I haven't had time for that, as I have been doing the work of parenting.
I am becoming less certain that putting all the bits together would, in fact, result in a sort of holographic overarching point springing into existence; perhaps it would remain a pile of slightly banal disconnected observations. At best I think there's some insight into my own personal psychology, which is interesting to me, and probably to you, but less compelling as a reason to make time to sit down and think hard about the topic.
But here is the least banal of the observations:
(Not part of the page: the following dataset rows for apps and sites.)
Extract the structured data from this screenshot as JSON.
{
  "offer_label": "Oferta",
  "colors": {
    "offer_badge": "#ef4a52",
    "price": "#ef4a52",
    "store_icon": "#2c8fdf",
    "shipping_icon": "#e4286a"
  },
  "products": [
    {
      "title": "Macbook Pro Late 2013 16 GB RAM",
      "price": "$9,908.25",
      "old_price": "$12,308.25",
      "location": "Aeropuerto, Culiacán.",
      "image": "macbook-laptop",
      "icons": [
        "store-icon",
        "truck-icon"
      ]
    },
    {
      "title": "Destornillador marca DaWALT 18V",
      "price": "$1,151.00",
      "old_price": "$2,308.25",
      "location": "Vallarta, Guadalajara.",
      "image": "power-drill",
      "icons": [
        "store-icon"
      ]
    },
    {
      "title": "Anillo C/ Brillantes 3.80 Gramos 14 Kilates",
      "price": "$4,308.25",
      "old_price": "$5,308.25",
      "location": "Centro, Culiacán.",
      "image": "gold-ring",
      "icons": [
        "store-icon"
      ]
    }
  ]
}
I like to feel productive. I'm pretty good at interpreting that more widely than "making money": I feel reasonably productive on days when I do housework, or run errands, or spend time maintaining social relationships. But I noticed, a while back, that I did not feel productive on days when the baby's needs prevented me from doing any of those things. If I spent all day sitting under a sleeping baby who didn't want to be put down, or reading books to the baby, or going to the park so she could run around, or playing with toys with her, or tossing her in the air, or supervising her interactions with the chickens, I didn't feel like I'd been productive.
That's odd, I thought. I did not quit my job to do housework. I quit my job to spend time with the baby. Why does a day spent entirely on the baby not feel productive? It's supporting her physical and emotional growth, allowing her to explore new environments, objects, and interactions, providing a good secure base of attachment -- this is what I'm supposed to be doing! Why don't I feel like I've been productive?
And then I realized: Because I've been having fun.